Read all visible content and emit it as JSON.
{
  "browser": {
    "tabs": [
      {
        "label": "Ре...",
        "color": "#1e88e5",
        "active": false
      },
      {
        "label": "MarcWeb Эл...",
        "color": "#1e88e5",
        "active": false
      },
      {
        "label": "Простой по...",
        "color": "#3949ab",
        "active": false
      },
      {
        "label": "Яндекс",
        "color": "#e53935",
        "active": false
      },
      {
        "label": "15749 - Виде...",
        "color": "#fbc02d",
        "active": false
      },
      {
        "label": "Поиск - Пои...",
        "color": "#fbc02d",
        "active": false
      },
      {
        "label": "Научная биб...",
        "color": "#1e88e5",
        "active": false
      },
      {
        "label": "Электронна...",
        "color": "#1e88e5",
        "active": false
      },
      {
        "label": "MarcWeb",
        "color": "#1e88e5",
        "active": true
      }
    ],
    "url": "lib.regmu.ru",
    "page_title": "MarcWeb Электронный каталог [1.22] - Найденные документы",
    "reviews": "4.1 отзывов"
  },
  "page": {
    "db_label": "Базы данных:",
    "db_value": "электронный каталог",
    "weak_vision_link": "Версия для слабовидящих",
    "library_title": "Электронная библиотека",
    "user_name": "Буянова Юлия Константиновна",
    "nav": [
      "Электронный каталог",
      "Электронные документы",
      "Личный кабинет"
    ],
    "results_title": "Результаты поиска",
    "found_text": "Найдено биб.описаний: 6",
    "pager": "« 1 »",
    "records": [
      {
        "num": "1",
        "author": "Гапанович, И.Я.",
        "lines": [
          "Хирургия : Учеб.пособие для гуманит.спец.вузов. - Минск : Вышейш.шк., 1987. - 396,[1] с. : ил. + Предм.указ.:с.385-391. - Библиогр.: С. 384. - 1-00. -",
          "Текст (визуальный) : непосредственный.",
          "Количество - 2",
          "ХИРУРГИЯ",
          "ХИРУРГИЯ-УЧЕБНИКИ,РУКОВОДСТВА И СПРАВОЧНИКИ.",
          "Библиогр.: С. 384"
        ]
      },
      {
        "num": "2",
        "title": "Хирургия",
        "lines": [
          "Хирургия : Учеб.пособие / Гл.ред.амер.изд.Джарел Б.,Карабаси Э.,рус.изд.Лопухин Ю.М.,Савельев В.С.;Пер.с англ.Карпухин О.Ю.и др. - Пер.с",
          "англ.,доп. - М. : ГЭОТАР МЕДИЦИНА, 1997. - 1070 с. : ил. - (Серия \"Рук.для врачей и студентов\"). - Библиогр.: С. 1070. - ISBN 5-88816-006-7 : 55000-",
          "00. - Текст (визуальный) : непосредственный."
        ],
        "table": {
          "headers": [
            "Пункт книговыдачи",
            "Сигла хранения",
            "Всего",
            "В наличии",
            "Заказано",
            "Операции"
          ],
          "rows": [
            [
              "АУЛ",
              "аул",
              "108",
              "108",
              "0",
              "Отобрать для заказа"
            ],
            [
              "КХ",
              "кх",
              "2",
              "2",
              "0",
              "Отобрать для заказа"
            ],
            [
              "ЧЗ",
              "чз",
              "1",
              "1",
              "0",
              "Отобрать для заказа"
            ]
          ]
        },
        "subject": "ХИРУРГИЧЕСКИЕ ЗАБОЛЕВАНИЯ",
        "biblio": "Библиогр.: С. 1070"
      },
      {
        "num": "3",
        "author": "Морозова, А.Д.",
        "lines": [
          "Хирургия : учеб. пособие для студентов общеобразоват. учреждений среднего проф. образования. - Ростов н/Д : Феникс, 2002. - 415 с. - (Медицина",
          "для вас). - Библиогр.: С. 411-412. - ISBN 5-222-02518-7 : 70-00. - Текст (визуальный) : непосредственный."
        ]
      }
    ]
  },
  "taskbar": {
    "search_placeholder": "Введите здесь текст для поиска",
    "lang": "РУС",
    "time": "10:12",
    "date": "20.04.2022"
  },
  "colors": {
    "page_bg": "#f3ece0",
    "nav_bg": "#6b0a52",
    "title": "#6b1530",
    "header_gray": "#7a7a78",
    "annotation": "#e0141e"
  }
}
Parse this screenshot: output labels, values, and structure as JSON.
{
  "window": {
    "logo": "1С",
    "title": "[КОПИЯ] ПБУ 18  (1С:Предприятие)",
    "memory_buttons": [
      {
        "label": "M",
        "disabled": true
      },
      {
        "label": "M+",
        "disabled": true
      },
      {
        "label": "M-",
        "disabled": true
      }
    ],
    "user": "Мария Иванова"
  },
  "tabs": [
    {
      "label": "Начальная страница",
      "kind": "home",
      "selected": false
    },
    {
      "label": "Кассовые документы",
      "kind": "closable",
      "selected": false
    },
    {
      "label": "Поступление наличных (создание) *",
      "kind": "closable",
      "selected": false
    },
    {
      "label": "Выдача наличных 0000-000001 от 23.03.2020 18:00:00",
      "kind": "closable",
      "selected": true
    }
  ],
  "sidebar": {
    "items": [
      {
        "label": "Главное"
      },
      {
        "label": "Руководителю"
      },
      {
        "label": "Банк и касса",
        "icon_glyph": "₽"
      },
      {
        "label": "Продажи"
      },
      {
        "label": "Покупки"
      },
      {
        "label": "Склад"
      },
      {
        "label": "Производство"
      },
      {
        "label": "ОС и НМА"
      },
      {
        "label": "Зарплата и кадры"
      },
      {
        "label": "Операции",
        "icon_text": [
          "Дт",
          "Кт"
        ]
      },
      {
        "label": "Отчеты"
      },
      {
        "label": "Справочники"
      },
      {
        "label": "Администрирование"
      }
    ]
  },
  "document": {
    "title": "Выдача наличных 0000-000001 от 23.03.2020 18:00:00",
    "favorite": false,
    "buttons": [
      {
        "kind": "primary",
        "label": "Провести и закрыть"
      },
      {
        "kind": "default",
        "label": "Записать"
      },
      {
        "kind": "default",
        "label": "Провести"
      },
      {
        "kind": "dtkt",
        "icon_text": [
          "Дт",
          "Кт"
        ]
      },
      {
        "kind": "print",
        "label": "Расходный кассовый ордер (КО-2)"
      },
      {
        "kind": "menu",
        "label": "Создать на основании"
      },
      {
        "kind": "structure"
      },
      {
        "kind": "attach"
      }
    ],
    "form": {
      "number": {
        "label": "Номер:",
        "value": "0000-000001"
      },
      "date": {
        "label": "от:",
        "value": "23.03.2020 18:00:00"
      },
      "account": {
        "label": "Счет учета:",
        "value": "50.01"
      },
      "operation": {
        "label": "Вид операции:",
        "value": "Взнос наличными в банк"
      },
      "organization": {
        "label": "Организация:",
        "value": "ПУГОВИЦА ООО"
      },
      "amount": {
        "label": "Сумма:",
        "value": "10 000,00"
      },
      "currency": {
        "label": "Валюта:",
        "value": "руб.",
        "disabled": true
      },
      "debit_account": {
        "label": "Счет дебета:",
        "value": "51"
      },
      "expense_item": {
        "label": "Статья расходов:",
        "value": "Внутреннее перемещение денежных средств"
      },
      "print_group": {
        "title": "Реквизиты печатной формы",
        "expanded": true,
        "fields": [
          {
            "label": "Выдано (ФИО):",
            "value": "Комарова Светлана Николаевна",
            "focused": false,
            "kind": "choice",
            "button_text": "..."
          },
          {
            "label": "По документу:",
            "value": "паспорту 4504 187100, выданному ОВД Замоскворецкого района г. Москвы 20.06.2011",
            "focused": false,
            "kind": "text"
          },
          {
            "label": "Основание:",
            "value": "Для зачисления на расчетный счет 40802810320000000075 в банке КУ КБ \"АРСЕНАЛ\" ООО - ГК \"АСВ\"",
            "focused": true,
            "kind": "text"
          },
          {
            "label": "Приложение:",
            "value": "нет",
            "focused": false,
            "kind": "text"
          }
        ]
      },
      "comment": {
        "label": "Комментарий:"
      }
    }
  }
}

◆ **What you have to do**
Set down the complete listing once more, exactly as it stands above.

◆ **Finished exercise**
Read all visible content and emit it as JSON.
{
  "browser": {
    "tabs": [
      {
        "label": "Ре...",
        "color": "#1e88e5",
        "active": false
      },
      {
        "label": "MarcWeb Эл...",
        "color": "#1e88e5",
        "active": false
      },
      {
        "label": "Простой по...",
        "color": "#3949ab",
        "active": false
      },
      {
        "label": "Яндекс",
        "color": "#e53935",
        "active": false
      },
      {
        "label": "15749 - Виде...",
        "color": "#fbc02d",
        "active": false
      },
      {
        "label": "Поиск - Пои...",
        "color": "#fbc02d",
        "active": false
      },
      {
        "label": "Научная биб...",
        "color": "#1e88e5",
        "active": false
      },
      {
        "label": "Электронна...",
        "color": "#1e88e5",
        "active": false
      },
      {
        "label": "MarcWeb",
        "color": "#1e88e5",
        "active": true
      }
    ],
    "url": "lib.regmu.ru",
    "page_title": "MarcWeb Электронный каталог [1.22] - Найденные документы",
    "reviews": "4.1 отзывов"
  },
  "page": {
    "db_label": "Базы данных:",
    "db_value": "электронный каталог",
    "weak_vision_link": "Версия для слабовидящих",
    "library_title": "Электронная библиотека",
    "user_name": "Буянова Юлия Константиновна",
    "nav": [
      "Электронный каталог",
      "Электронные документы",
      "Личный кабинет"
    ],
    "results_title": "Результаты поиска",
    "found_text": "Найдено биб.описаний: 6",
    "pager": "« 1 »",
    "records": [
      {
        "num": "1",
        "author": "Гапанович, И.Я.",
        "lines": [
          "Хирургия : Учеб.пособие для гуманит.спец.вузов. - Минск : Вышейш.шк., 1987. - 396,[1] с. : ил. + Предм.указ.:с.385-391. - Библиогр.: С. 384. - 1-00. -",
          "Текст (визуальный) : непосредственный.",
          "Количество - 2",
          "ХИРУРГИЯ",
          "ХИРУРГИЯ-УЧЕБНИКИ,РУКОВОДСТВА И СПРАВОЧНИКИ.",
          "Библиогр.: С. 384"
        ]
      },
      {
        "num": "2",
        "title": "Хирургия",
        "lines": [
          "Хирургия : Учеб.пособие / Гл.ред.амер.изд.Джарел Б.,Карабаси Э.,рус.изд.Лопухин Ю.М.,Савельев В.С.;Пер.с англ.Карпухин О.Ю.и др. - Пер.с",
          "англ.,доп. - М. : ГЭОТАР МЕДИЦИНА, 1997. - 1070 с. : ил. - (Серия \"Рук.для врачей и студентов\"). - Библиогр.: С. 1070. - ISBN 5-88816-006-7 : 55000-",
          "00. - Текст (визуальный) : непосредственный."
        ],
        "table": {
          "headers": [
            "Пункт книговыдачи",
            "Сигла хранения",
            "Всего",
            "В наличии",
            "Заказано",
            "Операции"
          ],
          "rows": [
            [
              "АУЛ",
              "аул",
              "108",
              "108",
              "0",
              "Отобрать для заказа"
            ],
            [
              "КХ",
              "кх",
              "2",
              "2",
              "0",
              "Отобрать для заказа"
            ],
            [
              "ЧЗ",
              "чз",
              "1",
              "1",
              "0",
              "Отобрать для заказа"
            ]
          ]
        },
        "subject": "ХИРУРГИЧЕСКИЕ ЗАБОЛЕВАНИЯ",
        "biblio": "Библиогр.: С. 1070"
      },
      {
        "num": "3",
        "author": "Морозова, А.Д.",
        "lines": [
          "Хирургия : учеб. пособие для студентов общеобразоват. учреждений среднего проф. образования. - Ростов н/Д : Феникс, 2002. - 415 с. - (Медицина",
          "для вас). - Библиогр.: С. 411-412. - ISBN 5-222-02518-7 : 70-00. - Текст (визуальный) : непосредственный."
        ]
      }
    ]
  },
  "taskbar": {
    "search_placeholder": "Введите здесь текст для поиска",
    "lang": "РУС",
    "time": "10:12",
    "date": "20.04.2022"
  },
  "colors": {
    "page_bg": "#f3ece0",
    "nav_bg": "#6b0a52",
    "title": "#6b1530",
    "header_gray": "#7a7a78",
    "annotation": "#e0141e"
  }
}
Parse this screenshot: output labels, values, and structure as JSON.
{
  "window": {
    "logo": "1С",
    "title": "[КОПИЯ] ПБУ 18  (1С:Предприятие)",
    "memory_buttons": [
      {
        "label": "M",
        "disabled": true
      },
      {
        "label": "M+",
        "disabled": true
      },
      {
        "label": "M-",
        "disabled": true
      }
    ],
    "user": "Мария Иванова"
  },
  "tabs": [
    {
      "label": "Начальная страница",
      "kind": "home",
      "selected": false
    },
    {
      "label": "Кассовые документы",
      "kind": "closable",
      "selected": false
    },
    {
      "label": "Поступление наличных (создание) *",
      "kind": "closable",
      "selected": false
    },
    {
      "label": "Выдача наличных 0000-000001 от 23.03.2020 18:00:00",
      "kind": "closable",
      "selected": true
    }
  ],
  "sidebar": {
    "items": [
      {
        "label": "Главное"
      },
      {
        "label": "Руководителю"
      },
      {
        "label": "Банк и касса",
        "icon_glyph": "₽"
      },
      {
        "label": "Продажи"
      },
      {
        "label": "Покупки"
      },
      {
        "label": "Склад"
      },
      {
        "label": "Производство"
      },
      {
        "label": "ОС и НМА"
      },
      {
        "label": "Зарплата и кадры"
      },
      {
        "label": "Операции",
        "icon_text": [
          "Дт",
          "Кт"
        ]
      },
      {
        "label": "Отчеты"
      },
      {
        "label": "Справочники"
      },
      {
        "label": "Администрирование"
      }
    ]
  },
  "document": {
    "title": "Выдача наличных 0000-000001 от 23.03.2020 18:00:00",
    "favorite": false,
    "buttons": [
      {
        "kind": "primary",
        "label": "Провести и закрыть"
      },
      {
        "kind": "default",
        "label": "Записать"
      },
      {
        "kind": "default",
        "label": "Провести"
      },
      {
        "kind": "dtkt",
        "icon_text": [
          "Дт",
          "Кт"
        ]
      },
      {
        "kind": "print",
        "label": "Расходный кассовый ордер (КО-2)"
      },
      {
        "kind": "menu",
        "label": "Создать на основании"
      },
      {
        "kind": "structure"
      },
      {
        "kind": "attach"
      }
    ],
    "form": {
      "number": {
        "label": "Номер:",
        "value": "0000-000001"
      },
      "date": {
        "label": "от:",
        "value": "23.03.2020 18:00:00"
      },
      "account": {
        "label": "Счет учета:",
        "value": "50.01"
      },
      "operation": {
        "label": "Вид операции:",
        "value": "Взнос наличными в банк"
      },
      "organization": {
        "label": "Организация:",
        "value": "ПУГОВИЦА ООО"
      },
      "amount": {
        "label": "Сумма:",
        "value": "10 000,00"
      },
      "currency": {
        "label": "Валюта:",
        "value": "руб.",
        "disabled": true
      },
      "debit_account": {
        "label": "Счет дебета:",
        "value": "51"
      },
      "expense_item": {
        "label": "Статья расходов:",
        "value": "Внутреннее перемещение денежных средств"
      },
      "print_group": {
        "title": "Реквизиты печатной формы",
        "expanded": true,
        "fields": [
          {
            "label": "Выдано (ФИО):",
            "value": "Комарова Светлана Николаевна",
            "focused": false,
            "kind": "choice",
            "button_text": "..."
          },
          {
            "label": "По документу:",
            "value": "паспорту 4504 187100, выданному ОВД Замоскворецкого района г. Москвы 20.06.2011",
            "focused": false,
            "kind": "text"
          },
          {
            "label": "Основание:",
            "value": "Для зачисления на расчетный счет 40802810320000000075 в банке КУ КБ \"АРСЕНАЛ\" ООО - ГК \"АСВ\"",
            "focused": true,
            "kind": "text"
          },
          {
            "label": "Приложение:",
            "value": "нет",
            "focused": false,
            "kind": "text"
          }
        ]
      },
      "comment": {
        "label": "Комментарий:"
      }
    }
  }
}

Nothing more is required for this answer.